··· Data provided

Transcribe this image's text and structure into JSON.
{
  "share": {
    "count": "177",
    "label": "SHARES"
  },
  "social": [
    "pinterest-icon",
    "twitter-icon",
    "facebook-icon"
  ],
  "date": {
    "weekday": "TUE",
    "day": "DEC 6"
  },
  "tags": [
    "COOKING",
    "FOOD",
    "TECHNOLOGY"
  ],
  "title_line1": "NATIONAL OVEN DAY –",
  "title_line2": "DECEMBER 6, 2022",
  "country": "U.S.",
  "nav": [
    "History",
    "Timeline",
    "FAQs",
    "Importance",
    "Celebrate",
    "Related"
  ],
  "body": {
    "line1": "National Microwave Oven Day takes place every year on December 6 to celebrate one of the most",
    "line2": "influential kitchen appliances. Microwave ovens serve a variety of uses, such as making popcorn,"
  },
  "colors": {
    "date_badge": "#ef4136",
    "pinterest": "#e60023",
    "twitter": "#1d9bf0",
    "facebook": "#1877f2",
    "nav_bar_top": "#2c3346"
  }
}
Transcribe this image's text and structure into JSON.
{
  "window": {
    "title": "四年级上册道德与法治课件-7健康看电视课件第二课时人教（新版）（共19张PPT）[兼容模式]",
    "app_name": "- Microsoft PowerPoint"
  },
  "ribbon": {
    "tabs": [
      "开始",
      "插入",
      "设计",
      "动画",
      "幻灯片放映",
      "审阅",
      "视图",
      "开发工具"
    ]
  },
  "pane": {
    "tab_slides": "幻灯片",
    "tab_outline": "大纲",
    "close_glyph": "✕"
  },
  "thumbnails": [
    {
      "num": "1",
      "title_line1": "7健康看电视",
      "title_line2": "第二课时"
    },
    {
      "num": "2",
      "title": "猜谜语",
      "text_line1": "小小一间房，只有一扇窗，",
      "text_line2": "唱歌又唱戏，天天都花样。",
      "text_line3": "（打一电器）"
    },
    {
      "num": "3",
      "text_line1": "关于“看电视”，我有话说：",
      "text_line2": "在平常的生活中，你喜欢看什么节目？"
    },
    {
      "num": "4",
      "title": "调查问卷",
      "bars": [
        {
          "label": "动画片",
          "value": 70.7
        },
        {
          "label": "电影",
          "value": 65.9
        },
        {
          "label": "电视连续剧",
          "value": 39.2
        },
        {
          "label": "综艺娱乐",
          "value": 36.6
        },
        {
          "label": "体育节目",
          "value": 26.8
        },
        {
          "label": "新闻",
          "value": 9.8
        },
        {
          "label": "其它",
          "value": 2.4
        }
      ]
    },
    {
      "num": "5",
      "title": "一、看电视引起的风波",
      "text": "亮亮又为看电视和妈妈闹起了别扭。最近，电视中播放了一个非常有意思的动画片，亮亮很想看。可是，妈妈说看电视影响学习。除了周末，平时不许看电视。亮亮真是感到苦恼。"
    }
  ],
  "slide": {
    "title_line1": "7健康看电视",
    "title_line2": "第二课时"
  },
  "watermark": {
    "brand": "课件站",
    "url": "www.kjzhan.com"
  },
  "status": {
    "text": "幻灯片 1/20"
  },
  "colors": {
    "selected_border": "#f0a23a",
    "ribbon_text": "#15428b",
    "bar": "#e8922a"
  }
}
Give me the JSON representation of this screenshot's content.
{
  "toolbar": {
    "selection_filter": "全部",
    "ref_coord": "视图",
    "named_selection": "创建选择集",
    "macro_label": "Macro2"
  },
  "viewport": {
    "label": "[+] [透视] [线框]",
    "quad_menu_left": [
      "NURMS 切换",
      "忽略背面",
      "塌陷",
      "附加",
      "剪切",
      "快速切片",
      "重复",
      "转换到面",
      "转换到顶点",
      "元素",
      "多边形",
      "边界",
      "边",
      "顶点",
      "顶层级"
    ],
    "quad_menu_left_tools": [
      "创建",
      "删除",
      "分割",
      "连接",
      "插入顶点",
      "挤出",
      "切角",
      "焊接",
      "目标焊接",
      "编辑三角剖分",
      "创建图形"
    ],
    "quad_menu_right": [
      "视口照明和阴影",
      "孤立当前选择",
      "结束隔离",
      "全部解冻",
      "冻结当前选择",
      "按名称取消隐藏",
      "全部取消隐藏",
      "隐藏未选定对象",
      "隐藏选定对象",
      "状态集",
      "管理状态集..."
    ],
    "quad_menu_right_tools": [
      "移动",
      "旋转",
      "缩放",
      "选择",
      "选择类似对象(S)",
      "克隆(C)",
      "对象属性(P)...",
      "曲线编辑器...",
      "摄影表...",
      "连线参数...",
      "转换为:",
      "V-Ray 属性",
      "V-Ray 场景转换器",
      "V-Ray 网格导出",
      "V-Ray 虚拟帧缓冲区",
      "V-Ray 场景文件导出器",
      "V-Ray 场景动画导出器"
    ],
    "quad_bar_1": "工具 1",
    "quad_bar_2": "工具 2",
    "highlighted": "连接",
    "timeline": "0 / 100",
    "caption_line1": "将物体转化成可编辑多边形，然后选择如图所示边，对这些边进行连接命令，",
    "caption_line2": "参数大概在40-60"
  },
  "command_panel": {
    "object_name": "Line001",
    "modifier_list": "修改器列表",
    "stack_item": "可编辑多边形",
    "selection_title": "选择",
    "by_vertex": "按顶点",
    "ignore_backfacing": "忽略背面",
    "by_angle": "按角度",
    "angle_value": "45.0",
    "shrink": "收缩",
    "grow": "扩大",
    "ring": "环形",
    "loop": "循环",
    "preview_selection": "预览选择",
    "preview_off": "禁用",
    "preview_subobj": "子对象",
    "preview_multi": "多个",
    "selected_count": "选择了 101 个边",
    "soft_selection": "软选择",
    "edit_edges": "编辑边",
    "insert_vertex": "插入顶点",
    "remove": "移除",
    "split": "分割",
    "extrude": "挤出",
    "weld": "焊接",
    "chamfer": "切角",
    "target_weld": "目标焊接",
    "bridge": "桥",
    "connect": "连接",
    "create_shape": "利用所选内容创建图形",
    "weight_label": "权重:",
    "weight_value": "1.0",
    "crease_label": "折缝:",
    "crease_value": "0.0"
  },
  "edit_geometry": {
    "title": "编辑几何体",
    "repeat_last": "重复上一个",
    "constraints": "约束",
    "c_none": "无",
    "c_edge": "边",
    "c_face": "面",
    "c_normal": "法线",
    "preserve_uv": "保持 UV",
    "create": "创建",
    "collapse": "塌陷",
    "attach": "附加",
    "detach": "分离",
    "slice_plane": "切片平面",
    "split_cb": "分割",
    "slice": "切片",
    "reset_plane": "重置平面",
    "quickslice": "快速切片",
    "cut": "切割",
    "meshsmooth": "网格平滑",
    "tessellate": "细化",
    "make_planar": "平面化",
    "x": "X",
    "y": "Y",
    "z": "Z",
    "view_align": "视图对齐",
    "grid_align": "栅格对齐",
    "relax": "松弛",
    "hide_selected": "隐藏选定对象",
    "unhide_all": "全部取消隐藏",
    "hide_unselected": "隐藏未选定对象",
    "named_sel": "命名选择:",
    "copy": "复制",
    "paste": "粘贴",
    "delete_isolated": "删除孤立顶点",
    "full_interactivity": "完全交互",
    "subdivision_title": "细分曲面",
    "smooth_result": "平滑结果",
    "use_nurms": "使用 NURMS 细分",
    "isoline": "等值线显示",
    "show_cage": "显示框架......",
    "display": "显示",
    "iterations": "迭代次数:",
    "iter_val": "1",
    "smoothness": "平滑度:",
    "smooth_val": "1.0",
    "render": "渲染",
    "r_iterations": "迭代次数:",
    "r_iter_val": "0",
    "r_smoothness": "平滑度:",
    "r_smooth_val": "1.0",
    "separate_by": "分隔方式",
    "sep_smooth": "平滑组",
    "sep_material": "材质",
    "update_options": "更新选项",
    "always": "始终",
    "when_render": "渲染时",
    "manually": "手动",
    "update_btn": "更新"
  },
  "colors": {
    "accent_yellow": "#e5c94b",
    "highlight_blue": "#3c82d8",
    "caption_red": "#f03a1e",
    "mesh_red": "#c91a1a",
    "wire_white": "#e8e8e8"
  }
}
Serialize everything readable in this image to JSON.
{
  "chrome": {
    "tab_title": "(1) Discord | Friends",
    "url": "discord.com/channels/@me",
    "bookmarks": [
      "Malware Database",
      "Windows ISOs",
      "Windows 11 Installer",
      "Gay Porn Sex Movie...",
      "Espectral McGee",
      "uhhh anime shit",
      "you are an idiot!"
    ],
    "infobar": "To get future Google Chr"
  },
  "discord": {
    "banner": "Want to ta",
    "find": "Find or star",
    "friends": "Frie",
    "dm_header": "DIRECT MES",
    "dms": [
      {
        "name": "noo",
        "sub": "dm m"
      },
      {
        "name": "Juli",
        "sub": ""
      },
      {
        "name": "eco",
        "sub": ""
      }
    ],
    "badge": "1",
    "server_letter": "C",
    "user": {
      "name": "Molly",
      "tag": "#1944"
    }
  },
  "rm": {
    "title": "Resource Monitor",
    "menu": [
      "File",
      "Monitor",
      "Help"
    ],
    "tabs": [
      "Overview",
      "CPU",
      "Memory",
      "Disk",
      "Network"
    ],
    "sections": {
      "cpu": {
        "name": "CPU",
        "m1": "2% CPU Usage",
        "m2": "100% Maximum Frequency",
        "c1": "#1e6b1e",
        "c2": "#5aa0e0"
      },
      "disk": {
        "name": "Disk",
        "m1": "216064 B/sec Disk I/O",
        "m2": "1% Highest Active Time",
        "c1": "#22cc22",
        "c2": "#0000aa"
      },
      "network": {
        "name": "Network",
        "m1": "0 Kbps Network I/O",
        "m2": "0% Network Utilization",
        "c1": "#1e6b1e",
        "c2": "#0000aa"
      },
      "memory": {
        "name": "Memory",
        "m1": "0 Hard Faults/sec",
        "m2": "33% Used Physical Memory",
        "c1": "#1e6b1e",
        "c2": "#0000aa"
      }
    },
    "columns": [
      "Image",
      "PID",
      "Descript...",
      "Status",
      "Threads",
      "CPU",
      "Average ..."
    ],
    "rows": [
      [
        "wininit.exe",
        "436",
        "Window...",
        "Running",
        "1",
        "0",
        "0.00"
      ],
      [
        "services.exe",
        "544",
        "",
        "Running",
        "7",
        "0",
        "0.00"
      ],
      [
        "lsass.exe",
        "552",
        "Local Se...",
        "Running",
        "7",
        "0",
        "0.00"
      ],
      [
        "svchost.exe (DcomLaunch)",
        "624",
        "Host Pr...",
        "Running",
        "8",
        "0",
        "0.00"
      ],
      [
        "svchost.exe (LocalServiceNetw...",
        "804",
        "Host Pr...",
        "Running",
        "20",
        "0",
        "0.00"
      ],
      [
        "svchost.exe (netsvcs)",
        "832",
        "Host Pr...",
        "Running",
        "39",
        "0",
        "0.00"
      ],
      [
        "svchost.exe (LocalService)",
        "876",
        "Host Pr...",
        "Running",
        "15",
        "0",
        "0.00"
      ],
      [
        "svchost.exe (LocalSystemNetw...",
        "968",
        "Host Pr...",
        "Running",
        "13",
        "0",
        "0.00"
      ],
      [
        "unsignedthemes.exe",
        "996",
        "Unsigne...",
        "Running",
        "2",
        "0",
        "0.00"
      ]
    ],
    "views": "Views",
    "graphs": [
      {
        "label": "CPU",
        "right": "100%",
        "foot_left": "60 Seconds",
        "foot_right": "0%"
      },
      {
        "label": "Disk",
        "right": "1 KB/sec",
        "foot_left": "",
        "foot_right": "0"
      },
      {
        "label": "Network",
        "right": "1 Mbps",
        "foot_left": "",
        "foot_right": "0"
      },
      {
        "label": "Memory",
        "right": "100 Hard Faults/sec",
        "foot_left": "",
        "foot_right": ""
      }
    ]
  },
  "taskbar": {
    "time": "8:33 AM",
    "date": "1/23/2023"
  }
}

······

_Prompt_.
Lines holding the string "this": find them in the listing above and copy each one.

_Your solution_.
Transcribe this image's text and structure into JSON.
Transcribe this image's text and structure into JSON.
Give me the JSON representation of this screenshot's content.
Serialize everything readable in this image to JSON.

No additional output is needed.